═══ SUPPLIED INFORMATION ═══
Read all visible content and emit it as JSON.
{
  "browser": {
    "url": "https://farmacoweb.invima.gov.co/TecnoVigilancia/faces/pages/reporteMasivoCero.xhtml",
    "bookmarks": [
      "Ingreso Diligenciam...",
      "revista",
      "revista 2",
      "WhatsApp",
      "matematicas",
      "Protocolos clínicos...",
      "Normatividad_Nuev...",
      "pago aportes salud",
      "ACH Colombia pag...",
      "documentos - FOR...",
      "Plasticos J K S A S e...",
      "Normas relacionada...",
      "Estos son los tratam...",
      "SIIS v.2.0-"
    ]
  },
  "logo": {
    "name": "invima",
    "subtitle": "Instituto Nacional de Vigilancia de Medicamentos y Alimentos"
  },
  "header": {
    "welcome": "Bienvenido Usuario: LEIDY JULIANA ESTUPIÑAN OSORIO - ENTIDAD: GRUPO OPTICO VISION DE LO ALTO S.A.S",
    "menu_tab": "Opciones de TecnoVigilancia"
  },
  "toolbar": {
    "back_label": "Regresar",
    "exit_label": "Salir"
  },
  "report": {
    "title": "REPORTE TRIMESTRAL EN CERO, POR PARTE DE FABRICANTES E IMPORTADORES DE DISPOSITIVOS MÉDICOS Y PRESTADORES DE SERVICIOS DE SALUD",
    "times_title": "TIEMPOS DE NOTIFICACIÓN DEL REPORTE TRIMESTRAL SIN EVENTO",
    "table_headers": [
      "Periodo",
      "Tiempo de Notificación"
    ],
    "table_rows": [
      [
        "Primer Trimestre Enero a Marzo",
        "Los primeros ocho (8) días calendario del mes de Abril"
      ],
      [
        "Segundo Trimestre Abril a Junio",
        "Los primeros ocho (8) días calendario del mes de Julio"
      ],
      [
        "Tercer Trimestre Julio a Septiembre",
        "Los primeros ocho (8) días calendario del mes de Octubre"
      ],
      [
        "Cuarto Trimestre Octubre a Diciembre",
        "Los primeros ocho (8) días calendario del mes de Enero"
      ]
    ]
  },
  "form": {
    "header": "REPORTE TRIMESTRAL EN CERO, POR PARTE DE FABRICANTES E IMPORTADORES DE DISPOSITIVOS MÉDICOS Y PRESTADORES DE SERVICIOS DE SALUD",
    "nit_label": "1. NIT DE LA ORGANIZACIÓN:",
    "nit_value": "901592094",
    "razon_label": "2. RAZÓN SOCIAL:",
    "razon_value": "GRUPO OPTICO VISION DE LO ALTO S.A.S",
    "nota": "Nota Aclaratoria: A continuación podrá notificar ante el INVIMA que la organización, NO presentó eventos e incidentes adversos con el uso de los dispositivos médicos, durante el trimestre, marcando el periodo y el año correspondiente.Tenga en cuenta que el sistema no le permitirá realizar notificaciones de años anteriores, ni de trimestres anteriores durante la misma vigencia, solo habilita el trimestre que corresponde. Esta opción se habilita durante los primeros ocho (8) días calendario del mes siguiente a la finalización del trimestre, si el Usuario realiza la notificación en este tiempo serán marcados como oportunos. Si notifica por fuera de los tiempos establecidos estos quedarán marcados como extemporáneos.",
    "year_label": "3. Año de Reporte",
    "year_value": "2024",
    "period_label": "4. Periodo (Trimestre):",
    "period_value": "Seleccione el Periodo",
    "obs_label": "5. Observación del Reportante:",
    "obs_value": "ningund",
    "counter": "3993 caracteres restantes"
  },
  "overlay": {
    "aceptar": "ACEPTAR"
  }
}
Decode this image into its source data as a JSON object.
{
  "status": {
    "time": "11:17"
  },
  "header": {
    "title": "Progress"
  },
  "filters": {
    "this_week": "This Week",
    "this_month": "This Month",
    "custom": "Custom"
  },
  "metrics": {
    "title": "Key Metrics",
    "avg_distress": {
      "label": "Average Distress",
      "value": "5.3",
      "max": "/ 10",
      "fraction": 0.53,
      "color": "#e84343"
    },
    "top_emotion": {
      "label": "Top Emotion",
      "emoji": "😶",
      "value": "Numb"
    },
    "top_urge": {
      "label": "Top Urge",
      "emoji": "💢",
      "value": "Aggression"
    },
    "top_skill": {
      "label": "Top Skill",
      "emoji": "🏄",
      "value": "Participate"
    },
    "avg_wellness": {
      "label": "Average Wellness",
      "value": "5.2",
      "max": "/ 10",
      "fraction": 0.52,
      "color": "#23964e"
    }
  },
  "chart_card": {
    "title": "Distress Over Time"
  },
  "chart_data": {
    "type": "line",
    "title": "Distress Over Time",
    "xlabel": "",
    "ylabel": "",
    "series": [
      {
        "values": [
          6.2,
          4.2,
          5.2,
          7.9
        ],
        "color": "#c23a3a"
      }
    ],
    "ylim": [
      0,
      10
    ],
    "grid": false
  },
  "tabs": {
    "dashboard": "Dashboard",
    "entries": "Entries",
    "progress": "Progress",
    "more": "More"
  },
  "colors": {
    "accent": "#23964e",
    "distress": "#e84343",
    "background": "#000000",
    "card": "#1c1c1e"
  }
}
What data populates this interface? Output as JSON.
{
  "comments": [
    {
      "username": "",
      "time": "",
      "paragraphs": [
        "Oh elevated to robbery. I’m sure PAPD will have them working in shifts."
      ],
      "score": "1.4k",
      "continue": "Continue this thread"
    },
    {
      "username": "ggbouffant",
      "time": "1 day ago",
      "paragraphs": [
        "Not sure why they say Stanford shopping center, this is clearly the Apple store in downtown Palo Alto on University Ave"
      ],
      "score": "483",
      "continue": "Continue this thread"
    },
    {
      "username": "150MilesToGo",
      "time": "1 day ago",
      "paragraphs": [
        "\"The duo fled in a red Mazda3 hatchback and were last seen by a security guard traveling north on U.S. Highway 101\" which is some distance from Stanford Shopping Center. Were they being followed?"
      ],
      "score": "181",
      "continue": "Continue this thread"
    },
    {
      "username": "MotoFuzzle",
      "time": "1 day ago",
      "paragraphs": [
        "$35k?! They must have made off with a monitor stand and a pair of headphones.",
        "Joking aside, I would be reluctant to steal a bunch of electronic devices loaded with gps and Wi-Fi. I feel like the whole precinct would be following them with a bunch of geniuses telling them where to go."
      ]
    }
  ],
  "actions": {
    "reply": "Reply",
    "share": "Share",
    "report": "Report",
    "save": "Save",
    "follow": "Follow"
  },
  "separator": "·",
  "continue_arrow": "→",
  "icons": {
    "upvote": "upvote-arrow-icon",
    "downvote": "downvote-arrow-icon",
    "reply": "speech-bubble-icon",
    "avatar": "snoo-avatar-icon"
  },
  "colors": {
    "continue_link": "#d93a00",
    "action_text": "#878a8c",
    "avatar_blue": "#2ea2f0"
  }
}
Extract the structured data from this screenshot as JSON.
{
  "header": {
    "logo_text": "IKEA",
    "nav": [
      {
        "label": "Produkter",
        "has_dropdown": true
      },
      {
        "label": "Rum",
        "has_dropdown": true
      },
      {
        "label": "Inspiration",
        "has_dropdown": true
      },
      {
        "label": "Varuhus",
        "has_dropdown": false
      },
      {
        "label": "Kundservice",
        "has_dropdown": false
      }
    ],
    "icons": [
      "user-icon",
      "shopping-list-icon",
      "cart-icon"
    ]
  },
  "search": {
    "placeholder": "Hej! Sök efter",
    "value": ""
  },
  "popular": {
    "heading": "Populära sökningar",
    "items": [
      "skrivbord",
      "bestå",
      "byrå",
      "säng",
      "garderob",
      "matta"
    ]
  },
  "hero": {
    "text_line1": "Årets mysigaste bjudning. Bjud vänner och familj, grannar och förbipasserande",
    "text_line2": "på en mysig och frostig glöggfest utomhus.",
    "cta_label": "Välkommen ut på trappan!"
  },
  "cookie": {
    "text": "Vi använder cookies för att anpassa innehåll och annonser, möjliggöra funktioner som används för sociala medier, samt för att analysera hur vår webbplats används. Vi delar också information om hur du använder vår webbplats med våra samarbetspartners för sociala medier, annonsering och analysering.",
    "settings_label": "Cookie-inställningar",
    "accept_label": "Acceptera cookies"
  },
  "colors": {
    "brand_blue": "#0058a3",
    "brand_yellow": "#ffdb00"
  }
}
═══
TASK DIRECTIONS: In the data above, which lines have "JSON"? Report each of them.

SOLUTION:
Read all visible content and emit it as JSON.
Decode this image into its source data as a JSON object.
What data populates this interface? Output as JSON.
Extract the structured data from this screenshot as JSON.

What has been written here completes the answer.